To create a relationship and build rapport with a business or organization, it’s best to engage with them on social media if they have an active presence. Find out which platforms are most important for them, and meet them there. You can like, share and comment on their content, upping the ante slowly over time.
Building a relationship can’t be rushed, so don’t jump on their Facebook, Twitter or LinkedIn and start liking every post of theirs you can find.
I suggest starting it slow with liking posts here and there, sharing their content that makes sense for your audience (make sure you mention them, so that they’ll get a notification that you’ve shared their content!), and commenting sparingly, and only when you have something to say.
Be careful to not overdo it, or you’ll dilute the social power of your own social media actions.
Keys to a successful outreach email
When writing your email to try to get contextual backlinks, there’s three key things to keep in mind.
Focus on the benefit
When you get to the point where you feel you’ve engaged well with your prospective backlinker, it’s time to ask for the backlink.
However, that doesn’t mean you have to beg for it. Really, you shouldn’t beg for it.
Begging implies that it’s benefiting you, and not benefiting them. And if that’s how it is, then you’re doing it wrong.
Getting backlinks isn’t about you. It’s about them. What do they get by backlinking to you?
Since you’re the one asking for the backlink, it’s your job to make it as easy as possible for them to say yes. Here’s some potential benefits they could get by backlinking to you or your content:
- It’s a useful resource for their audience
- Your resource is better than what they’re already linking to
- Your resource puts their advice, service or product into practice

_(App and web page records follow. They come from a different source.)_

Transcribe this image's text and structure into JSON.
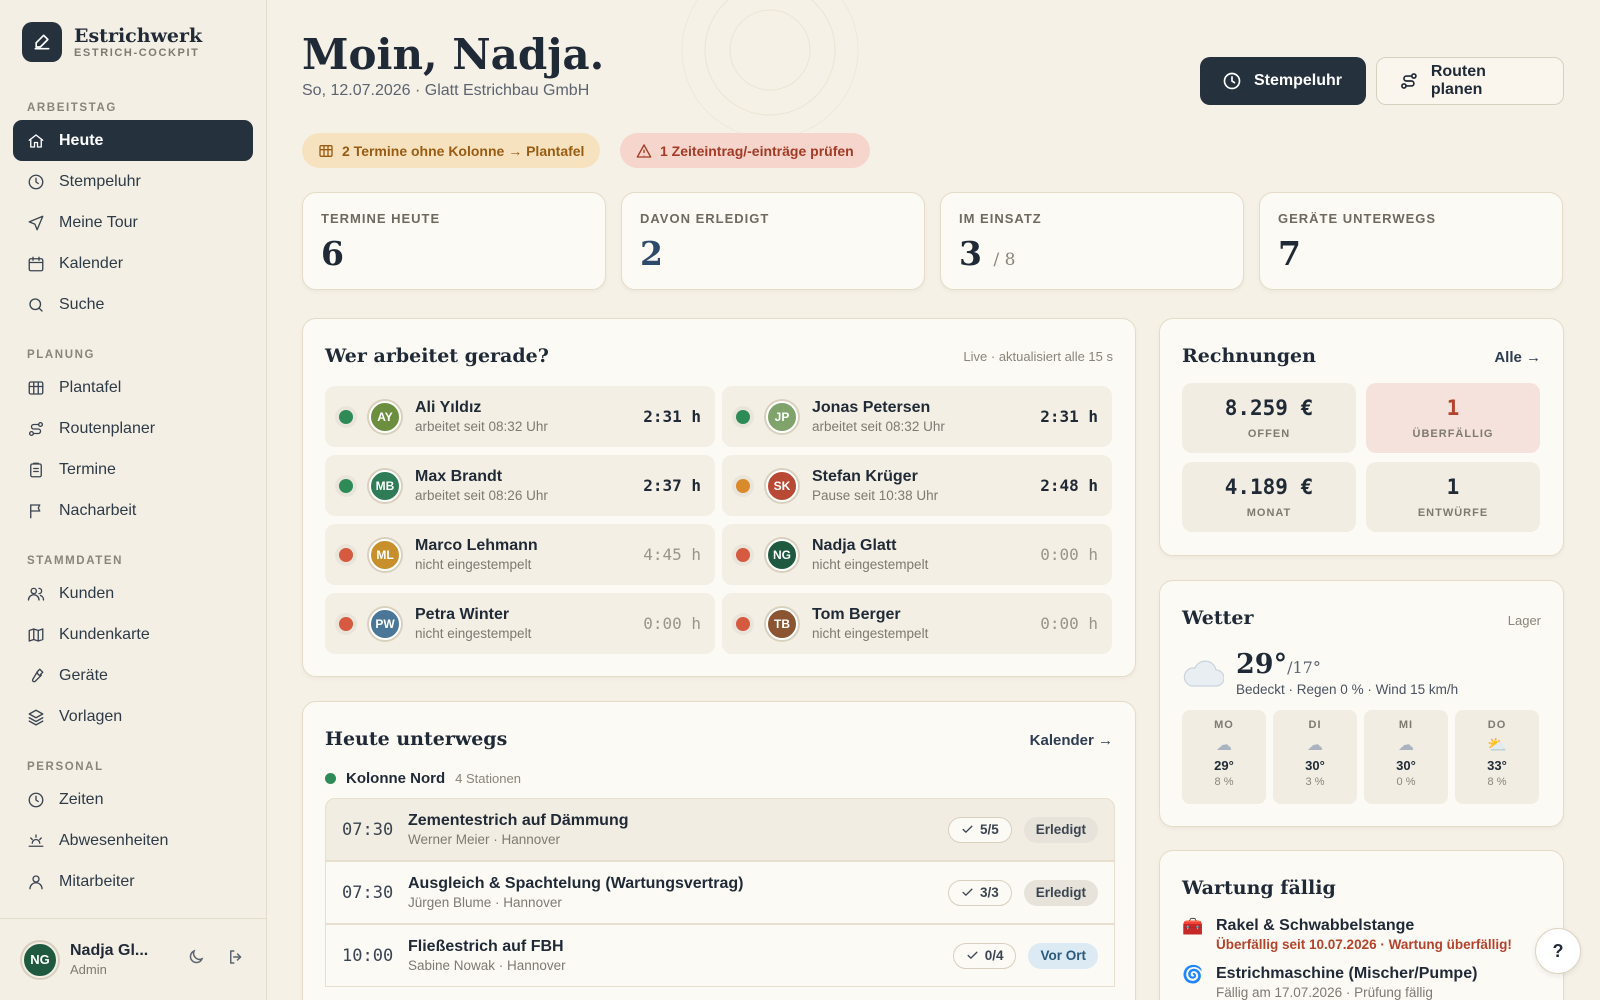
{
  "colors": {
    "accent_dark": "#25313d",
    "green": "#2e8b57",
    "orange": "#d98a2b",
    "red": "#d65a3f"
  },
  "brand": {
    "title": "Estrichwerk",
    "subtitle": "ESTRICH-COCKPIT",
    "icon": "pen-icon"
  },
  "sidebar": {
    "sections": [
      {
        "label": "ARBEITSTAG",
        "items": [
          {
            "label": "Heute",
            "icon": "home-icon",
            "active": true
          },
          {
            "label": "Stempeluhr",
            "icon": "clock-icon"
          },
          {
            "label": "Meine Tour",
            "icon": "navigation-icon"
          },
          {
            "label": "Kalender",
            "icon": "calendar-icon"
          },
          {
            "label": "Suche",
            "icon": "search-icon"
          }
        ]
      },
      {
        "label": "PLANUNG",
        "items": [
          {
            "label": "Plantafel",
            "icon": "grid-icon"
          },
          {
            "label": "Routenplaner",
            "icon": "route-icon"
          },
          {
            "label": "Termine",
            "icon": "clipboard-icon"
          },
          {
            "label": "Nacharbeit",
            "icon": "flag-icon"
          }
        ]
      },
      {
        "label": "STAMMDATEN",
        "items": [
          {
            "label": "Kunden",
            "icon": "users-icon"
          },
          {
            "label": "Kundenkarte",
            "icon": "map-icon"
          },
          {
            "label": "Geräte",
            "icon": "wrench-icon"
          },
          {
            "label": "Vorlagen",
            "icon": "layers-icon"
          }
        ]
      },
      {
        "label": "PERSONAL",
        "items": [
          {
            "label": "Zeiten",
            "icon": "clock-icon"
          },
          {
            "label": "Abwesenheiten",
            "icon": "sun-icon"
          },
          {
            "label": "Mitarbeiter",
            "icon": "user-icon"
          }
        ]
      }
    ]
  },
  "user": {
    "initials": "NG",
    "name": "Nadja Gl...",
    "role": "Admin"
  },
  "header": {
    "greeting": "Moin, Nadja.",
    "subline": "So, 12.07.2026 · Glatt Estrichbau GmbH",
    "btn_clock": "Stempeluhr",
    "btn_routes": "Routen planen"
  },
  "alerts": {
    "unassigned": "2 Termine ohne Kolonne → Plantafel",
    "time_check": "1 Zeiteintrag/-einträge prüfen"
  },
  "kpis": [
    {
      "label": "TERMINE HEUTE",
      "value": "6"
    },
    {
      "label": "DAVON ERLEDIGT",
      "value": "2"
    },
    {
      "label": "IM EINSATZ",
      "value": "3",
      "suffix": "/ 8"
    },
    {
      "label": "GERÄTE UNTERWEGS",
      "value": "7"
    }
  ],
  "workers": {
    "title": "Wer arbeitet gerade?",
    "hint": "Live · aktualisiert alle 15 s",
    "list": [
      {
        "initials": "AY",
        "name": "Ali Yıldız",
        "status": "arbeitet seit 08:32 Uhr",
        "time": "2:31 h",
        "state": "green",
        "avatar": "#6b8f3f"
      },
      {
        "initials": "JP",
        "name": "Jonas Petersen",
        "status": "arbeitet seit 08:32 Uhr",
        "time": "2:31 h",
        "state": "green",
        "avatar": "#7fa36a"
      },
      {
        "initials": "MB",
        "name": "Max Brandt",
        "status": "arbeitet seit 08:26 Uhr",
        "time": "2:37 h",
        "state": "green",
        "avatar": "#2f7d57"
      },
      {
        "initials": "SK",
        "name": "Stefan Krüger",
        "status": "Pause seit 10:38 Uhr",
        "time": "2:48 h",
        "state": "orange",
        "avatar": "#b84a35"
      },
      {
        "initials": "ML",
        "name": "Marco Lehmann",
        "status": "nicht eingestempelt",
        "time": "4:45 h",
        "state": "red",
        "avatar": "#c8902d"
      },
      {
        "initials": "NG",
        "name": "Nadja Glatt",
        "status": "nicht eingestempelt",
        "time": "0:00 h",
        "state": "red",
        "avatar": "#1f5a40"
      },
      {
        "initials": "PW",
        "name": "Petra Winter",
        "status": "nicht eingestempelt",
        "time": "0:00 h",
        "state": "red",
        "avatar": "#4a7697"
      },
      {
        "initials": "TB",
        "name": "Tom Berger",
        "status": "nicht eingestempelt",
        "time": "0:00 h",
        "state": "red",
        "avatar": "#8a5530"
      }
    ]
  },
  "invoices": {
    "title": "Rechnungen",
    "link": "Alle →",
    "tiles": [
      {
        "value": "8.259 €",
        "label": "OFFEN"
      },
      {
        "value": "1",
        "label": "ÜBERFÄLLIG",
        "alert": true
      },
      {
        "value": "4.189 €",
        "label": "MONAT"
      },
      {
        "value": "1",
        "label": "ENTWÜRFE"
      }
    ]
  },
  "weather": {
    "title": "Wetter",
    "location": "Lager",
    "temp": "29°",
    "low": "/17°",
    "desc": "Bedeckt · Regen 0 % · Wind 15 km/h",
    "icon": "cloud-icon",
    "days": [
      {
        "name": "MO",
        "icon": "cloud-icon",
        "glyph": "☁",
        "temp": "29°",
        "rain": "8 %"
      },
      {
        "name": "DI",
        "icon": "cloud-icon",
        "glyph": "☁",
        "temp": "30°",
        "rain": "3 %"
      },
      {
        "name": "MI",
        "icon": "cloud-icon",
        "glyph": "☁",
        "temp": "30°",
        "rain": "0 %"
      },
      {
        "name": "DO",
        "icon": "partly-sunny-icon",
        "glyph": "⛅",
        "temp": "33°",
        "rain": "8 %"
      }
    ]
  },
  "maintenance": {
    "title": "Wartung fällig",
    "items": [
      {
        "icon": "toolbox-icon",
        "glyph": "🧰",
        "name": "Rakel & Schwabbelstange",
        "sub": "Überfällig seit 10.07.2026 · Wartung überfällig!",
        "overdue": true
      },
      {
        "icon": "mixer-icon",
        "glyph": "🌀",
        "name": "Estrichmaschine (Mischer/Pumpe)",
        "sub": "Fällig am 17.07.2026 · Prüfung fällig",
        "overdue": false
      }
    ]
  },
  "tour": {
    "title": "Heute unterwegs",
    "link": "Kalender →",
    "crew": "Kolonne Nord",
    "crew_count": "4 Stationen",
    "rows": [
      {
        "time": "07:30",
        "title": "Zementestrich auf Dämmung",
        "sub": "Werner Meier · Hannover",
        "check": "5/5",
        "status": "Erledigt",
        "kind": "done"
      },
      {
        "time": "07:30",
        "title": "Ausgleich & Spachtelung (Wartungsvertrag)",
        "sub": "Jürgen Blume · Hannover",
        "check": "3/3",
        "status": "Erledigt",
        "kind": "done"
      },
      {
        "time": "10:00",
        "title": "Fließestrich auf FBH",
        "sub": "Sabine Nowak · Hannover",
        "check": "0/4",
        "status": "Vor Ort",
        "kind": "onsite"
      }
    ]
  },
  "help": {
    "label": "?"
  }
}
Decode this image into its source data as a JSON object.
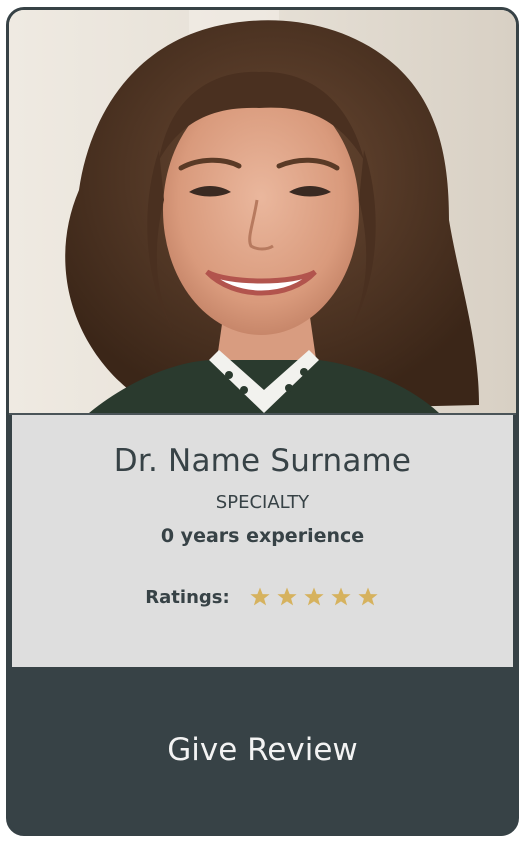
{
  "doctor": {
    "name": "Dr. Name Surname",
    "specialty": "SPECIALTY",
    "experience": "0 years experience",
    "photo_icon": "doctor-portrait-photo"
  },
  "ratings": {
    "label": "Ratings:",
    "stars": 5,
    "max_stars": 5,
    "star_icon": "star-icon",
    "star_color": "#d6b25e"
  },
  "action": {
    "review_label": "Give Review"
  },
  "colors": {
    "card_dark": "#374246",
    "info_background": "#dedede",
    "button_text": "#f3f3f3"
  }
}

Make sure your email is succinct and to the point, like this section. That doesn’t mean it has to be short—it just needs to be efficient.
Make sure your email is also easy to skim. A wall of text will put your email on the back burner.
Make it personal
Do your research and personalize your email to them. Hopefully your initial research in identifying them and building rapport makes this fairly intuitive and natural.
Putting it all together: the contextual backlink pitch email
Most effective backlink pitches will have a similar format:
- Salutation (Hello—it’s me)
- Relationship context (Who are you?)
- The pitch (What do you want?)
- The benefit (Why do I care?)
- Sign off (Your name and info)
If you’ve done everything listed in this article so far, this should be a piece of cake:
- 1 and 5 you already do in most emails you write,
- 2 is taken care of by the rapport you’ve built,
- 3 by the quality content you’ve created, and
- 4 because you wouldn’t be reaching out to them unless it made sense for them to give you a contextual backlink.
There’s lots of great backlink outreach email templates out there that can help you get started. The more specific and personalized you get, the better. Remember—you’re trying to get a contextual backlink from them, not just any old backlink.
To link to you directly in their content—the most prized part of their site—requires them to trust you. This is because when they link to you, they’re signalling to their trusted readers that they’re vouching for you.
Make sure your email covers all of the above steps, and you’ll be set.
A/B test your backlink pitch
Keep track of the pitches you send and the response rate you get. Try adjusting your headline, flow or the content of the pitch. It’s best to change one thing at a time so that you can judge if that one tweak made a difference or not.
Alternatively, you can start out with two or three different pitches and keep track of your success rate for each type of pitch.
Getting contextual backlinks isn’t easy, but that’s what makes them worth it.
You’re not just building contextual backlinks—you’re creating useful resources and information for your industry.
Besides the SEO power of contextual backlinks, you’ll be an active and helpful partner in your industry community, and relevant people will take notice.
Because of the useful nature of contextual backlinks, when you create them, you’re always giving back, too.